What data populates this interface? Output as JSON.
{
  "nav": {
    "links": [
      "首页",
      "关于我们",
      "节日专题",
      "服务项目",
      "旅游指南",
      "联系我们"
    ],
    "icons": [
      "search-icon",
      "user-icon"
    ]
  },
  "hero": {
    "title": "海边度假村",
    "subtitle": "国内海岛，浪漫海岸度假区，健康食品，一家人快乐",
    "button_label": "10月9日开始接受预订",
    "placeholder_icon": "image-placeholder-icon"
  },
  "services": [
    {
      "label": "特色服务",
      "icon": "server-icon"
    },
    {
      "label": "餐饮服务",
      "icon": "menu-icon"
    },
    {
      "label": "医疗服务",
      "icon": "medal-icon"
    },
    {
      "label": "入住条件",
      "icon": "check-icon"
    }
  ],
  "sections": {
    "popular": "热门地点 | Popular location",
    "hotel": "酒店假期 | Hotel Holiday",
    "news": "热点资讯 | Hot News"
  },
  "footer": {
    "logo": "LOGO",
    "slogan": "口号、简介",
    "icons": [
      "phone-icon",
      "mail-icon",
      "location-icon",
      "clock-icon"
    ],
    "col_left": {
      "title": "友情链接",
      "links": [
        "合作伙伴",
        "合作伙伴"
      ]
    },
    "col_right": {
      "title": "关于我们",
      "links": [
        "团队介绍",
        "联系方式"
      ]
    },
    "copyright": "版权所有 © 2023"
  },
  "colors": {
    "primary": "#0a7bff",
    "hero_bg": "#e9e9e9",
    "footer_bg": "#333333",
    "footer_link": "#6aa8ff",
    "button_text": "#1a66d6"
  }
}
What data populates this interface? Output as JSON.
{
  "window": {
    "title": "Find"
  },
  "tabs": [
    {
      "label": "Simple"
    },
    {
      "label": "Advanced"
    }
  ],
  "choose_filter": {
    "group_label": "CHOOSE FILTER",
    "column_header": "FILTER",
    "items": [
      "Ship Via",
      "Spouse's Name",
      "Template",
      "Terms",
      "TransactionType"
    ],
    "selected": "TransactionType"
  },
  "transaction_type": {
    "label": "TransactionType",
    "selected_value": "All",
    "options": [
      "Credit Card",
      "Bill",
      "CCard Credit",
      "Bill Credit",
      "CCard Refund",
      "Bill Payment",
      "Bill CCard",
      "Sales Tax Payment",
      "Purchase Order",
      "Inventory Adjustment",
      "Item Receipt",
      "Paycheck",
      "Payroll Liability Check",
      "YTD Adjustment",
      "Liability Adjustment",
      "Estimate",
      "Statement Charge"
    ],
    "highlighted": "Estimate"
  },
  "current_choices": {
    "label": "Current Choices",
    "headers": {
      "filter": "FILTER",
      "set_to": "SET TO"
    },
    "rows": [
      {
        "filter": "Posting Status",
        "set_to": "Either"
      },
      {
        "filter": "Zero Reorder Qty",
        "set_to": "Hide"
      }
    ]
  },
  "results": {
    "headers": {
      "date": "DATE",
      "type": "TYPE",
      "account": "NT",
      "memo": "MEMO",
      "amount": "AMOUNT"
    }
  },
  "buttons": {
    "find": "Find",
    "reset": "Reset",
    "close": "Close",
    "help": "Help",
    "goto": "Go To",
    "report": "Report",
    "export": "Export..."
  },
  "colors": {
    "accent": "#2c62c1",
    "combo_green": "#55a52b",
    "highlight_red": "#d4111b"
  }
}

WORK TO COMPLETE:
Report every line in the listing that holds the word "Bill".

RESPONSE BOX:
      "Bill",
      "Bill Credit",
      "Bill Payment",
      "Bill CCard",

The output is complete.